What Is A Balanced Life? 

One practice that became extremely beneficial last semester for me was the act of dressing up and going out at least once a week. No matter what my schedule looked like for my given recooperation day, I made the effort to sleep early, wake up refreshed and put on a cool outfit, meticulously adorning my self in a fierce cat eye and matte lip. From the moment I stepped out of my dorm room to the night, I dedicated that day solely to do things that I absolutely like or needed. I watched Netflix on my bed with my fairy lights lit on nights when I wanted to catch up on my favorite drama or check out a new movie. I bought myself candies and made sure I was popcorn ready for those nights in. This strategy at first only appears like a typical college student recipe. At least, that is what television shows and brochures would want you to believe. Effective out of all these factors, however, sometimes were the oddest aspects of my day. The way my room turned a soft yellow-orange just after sunset or completely unexpected conversations with a friend frequented my happy meter.

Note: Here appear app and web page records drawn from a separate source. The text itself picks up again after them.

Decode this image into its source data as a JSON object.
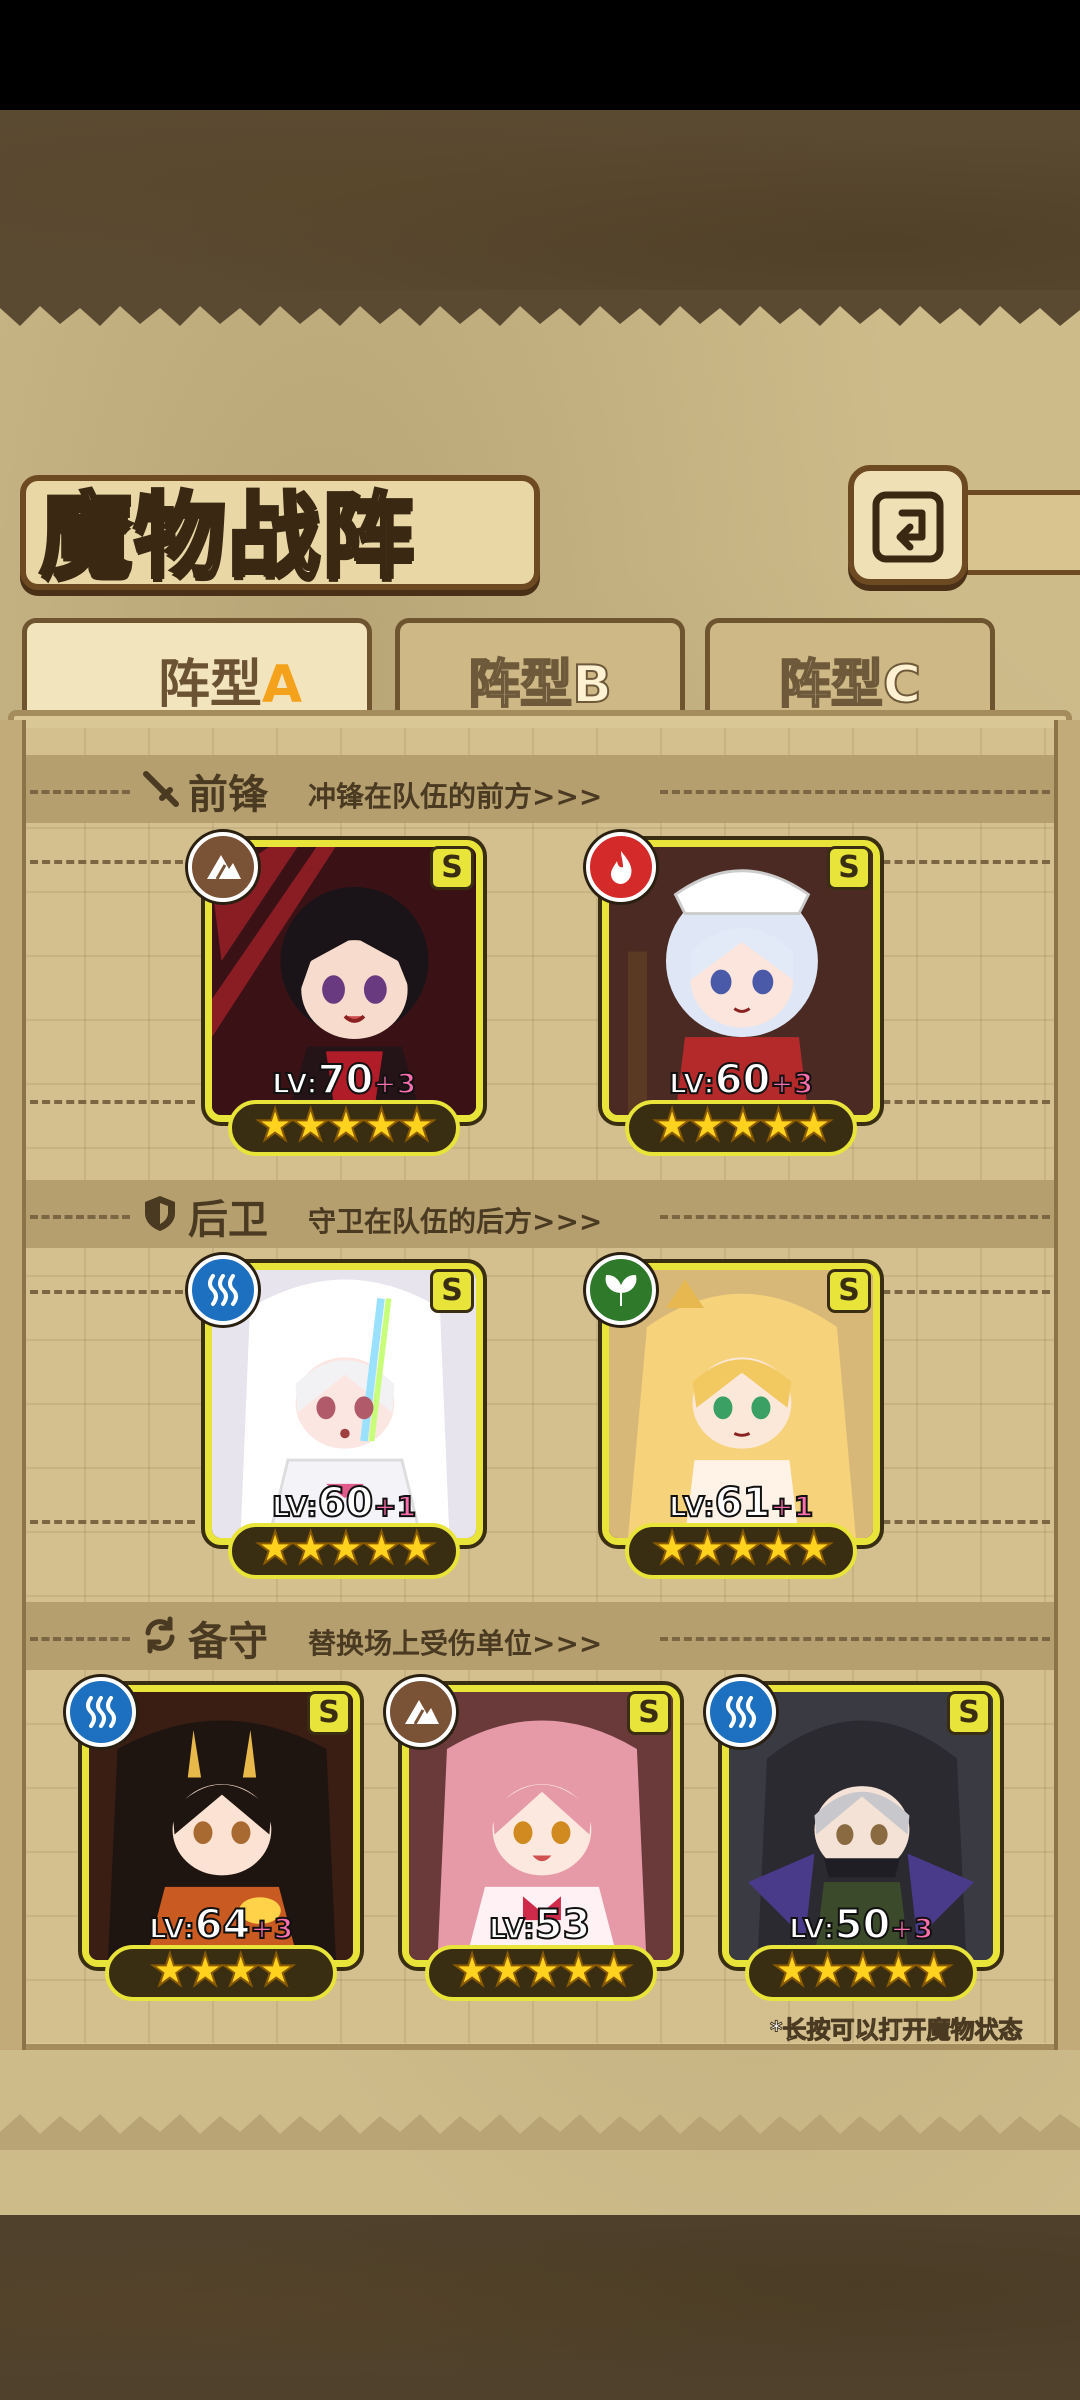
{
  "title": "魔物战阵",
  "tabs": [
    {
      "prefix": "阵型",
      "letter": "A",
      "active": true
    },
    {
      "prefix": "阵型",
      "letter": "B",
      "active": false
    },
    {
      "prefix": "阵型",
      "letter": "C",
      "active": false
    }
  ],
  "sections": {
    "front": {
      "name": "前锋",
      "desc": "冲锋在队伍的前方>>>"
    },
    "rear": {
      "name": "后卫",
      "desc": "守卫在队伍的后方>>>"
    },
    "reserve": {
      "name": "备守",
      "desc": "替换场上受伤单位>>>"
    }
  },
  "cards": {
    "front_1": {
      "rank": "S",
      "element": "earth",
      "lv_prefix": "LV:",
      "level": "70",
      "plus": "+3",
      "stars": "★★★★★"
    },
    "front_2": {
      "rank": "S",
      "element": "fire",
      "lv_prefix": "LV:",
      "level": "60",
      "plus": "+3",
      "stars": "★★★★★"
    },
    "rear_1": {
      "rank": "S",
      "element": "water",
      "lv_prefix": "LV:",
      "level": "60",
      "plus": "+1",
      "stars": "★★★★★"
    },
    "rear_2": {
      "rank": "S",
      "element": "wood",
      "lv_prefix": "LV:",
      "level": "61",
      "plus": "+1",
      "stars": "★★★★★"
    },
    "reserve_1": {
      "rank": "S",
      "element": "water",
      "lv_prefix": "LV:",
      "level": "64",
      "plus": "+3",
      "stars": "★★★★"
    },
    "reserve_2": {
      "rank": "S",
      "element": "earth",
      "lv_prefix": "LV:",
      "level": "53",
      "plus": "",
      "stars": "★★★★★"
    },
    "reserve_3": {
      "rank": "S",
      "element": "water",
      "lv_prefix": "LV:",
      "level": "50",
      "plus": "+3",
      "stars": "★★★★★"
    }
  },
  "footnote": "*长按可以打开魔物状态",
  "colors": {
    "frame_gold": "#e9e43a",
    "earth": "#7a5236",
    "fire": "#d42a2a",
    "water": "#1d6fc0",
    "wood": "#2f7a2a",
    "plus_pink": "#ff6fb0",
    "star": "#ffd21e"
  }
}
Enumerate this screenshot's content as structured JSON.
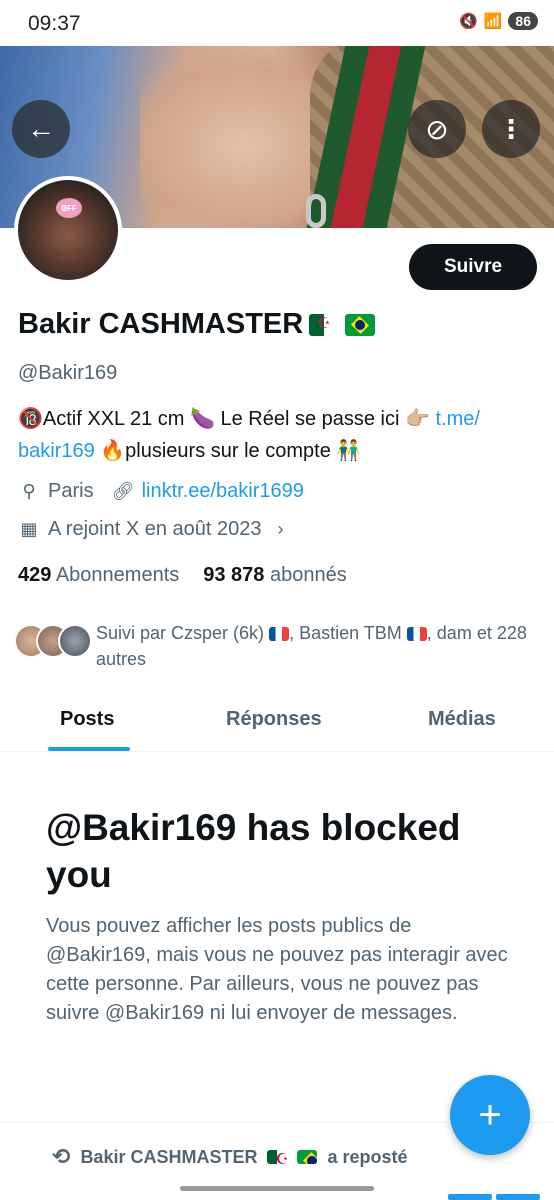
{
  "status": {
    "time": "09:37",
    "battery": "86"
  },
  "header": {
    "back_icon": "←",
    "grok_icon": "⊘",
    "more_icon": "⋮"
  },
  "profile": {
    "follow_label": "Suivre",
    "name": "Bakir CASHMASTER",
    "handle": "@Bakir169",
    "bio": {
      "part1": "🔞Actif XXL 21 cm 🍆 Le Réel se passe ici 👉🏼 ",
      "link": "t.me/\nbakir169",
      "part2": " 🔥plusieurs sur le compte 👬"
    },
    "location": "Paris",
    "website": "linktr.ee/bakir1699",
    "joined": "A rejoint X en août 2023",
    "following_count": "429",
    "following_label": "Abonnements",
    "followers_count": "93 878",
    "followers_label": "abonnés",
    "followed_by": {
      "prefix": "Suivi par Czsper (6k)",
      "mid": ", Bastien TBM",
      "suffix": ", dam et 228 autres"
    }
  },
  "tabs": [
    {
      "label": "Posts"
    },
    {
      "label": "Réponses"
    },
    {
      "label": "Médias"
    }
  ],
  "blocked": {
    "title": "@Bakir169 has blocked you",
    "body": "Vous pouvez afficher les posts publics de @Bakir169, mais vous ne pouvez pas interagir avec cette personne. Par ailleurs, vous ne pouvez pas suivre @Bakir169 ni lui envoyer de messages."
  },
  "repost": {
    "name": "Bakir CASHMASTER",
    "suffix": "a reposté"
  },
  "fab": {
    "icon": "+"
  },
  "colors": {
    "accent": "#1d9bf0",
    "text": "#0f1419",
    "muted": "#536471"
  }
}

There was a point in my semester when cleaning my room became a midweek highlight. Buying a cool wall piece or ridding my desk of unwanted but inevitable clutter went a long way in easing my mind. There are probably hundreds of thousands of people who feel the same way about maintaining your living spaces as it is a no-brainer solution to procrastinate but still utilize time wisely. However, as an undergrad with narrow vision, you could underwhelm the impact of those small medicines.

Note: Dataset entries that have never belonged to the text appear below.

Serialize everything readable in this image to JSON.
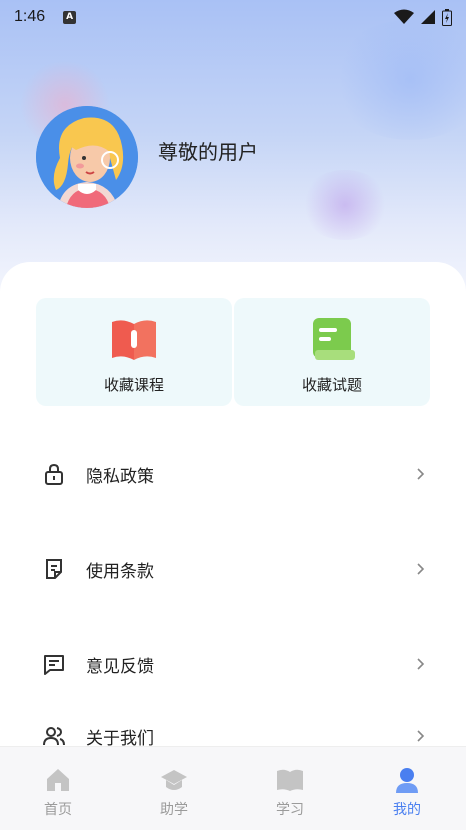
{
  "status_bar": {
    "time": "1:46",
    "notification_letter": "A"
  },
  "profile": {
    "username": "尊敬的用户"
  },
  "favorites": [
    {
      "label": "收藏课程",
      "icon": "open-book-icon"
    },
    {
      "label": "收藏试题",
      "icon": "notebook-icon"
    }
  ],
  "menu": [
    {
      "label": "隐私政策",
      "icon": "lock-icon"
    },
    {
      "label": "使用条款",
      "icon": "document-icon"
    },
    {
      "label": "意见反馈",
      "icon": "chat-icon"
    },
    {
      "label": "关于我们",
      "icon": "users-icon"
    }
  ],
  "tabbar": {
    "tabs": [
      {
        "label": "首页",
        "icon": "home-icon"
      },
      {
        "label": "助学",
        "icon": "graduation-cap-icon"
      },
      {
        "label": "学习",
        "icon": "book-icon"
      },
      {
        "label": "我的",
        "icon": "person-icon"
      }
    ],
    "active_index": 3
  },
  "colors": {
    "accent": "#4a7ff0",
    "inactive": "#c4c4c4",
    "fav_card_bg": "#eef9fb",
    "course_icon": "#ef5b4f",
    "question_icon": "#7ccb4d"
  }
}
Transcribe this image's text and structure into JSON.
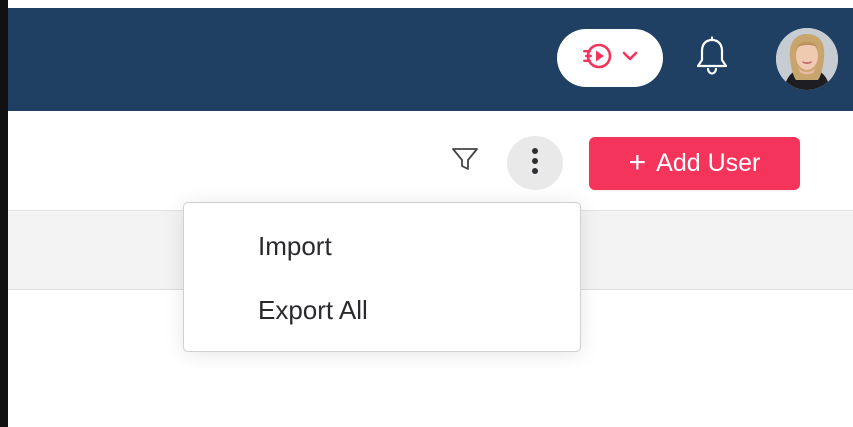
{
  "header": {
    "background": "#1f3f63",
    "product_switcher": {
      "icon": "product-play-icon",
      "chevron": "chevron-down-icon",
      "accent": "#f5345c"
    },
    "notifications": {
      "icon": "bell-icon"
    },
    "avatar": {
      "icon": "user-avatar"
    }
  },
  "toolbar": {
    "filter_icon": "filter-icon",
    "more_icon": "vertical-ellipsis-icon",
    "add_user_label": "Add User",
    "add_user_plus": "+",
    "add_user_color": "#f5345c"
  },
  "dropdown": {
    "items": [
      {
        "label": "Import"
      },
      {
        "label": "Export All"
      }
    ]
  }
}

To the credit of one of my history professors, I think I started to take my relaxation days more seriously. In my early college years, if I was not writing or engaging with a problem set, I felt guilty about not projecting one hundred percent of my energy toward my assignments. Now, although I hesitate that the same inclination does not persist, I understand that one hundred percent of energy deserves to go toward anything and everything that ensures that I can exist within conditions that are not only tolerable but enjoyable. Within and beyond my academic contributions, I want to have my emotional stability to be a part of the intellectual conversation.

My hope is that these overarching themes can encourage younger folks to perceive themselves as not only future scholars but perspective soul-bodies that sometimes need to trade a textbook for a science-fiction novel to spark our dimming imaginations. To keep your vision vibrant is the meta goal, always!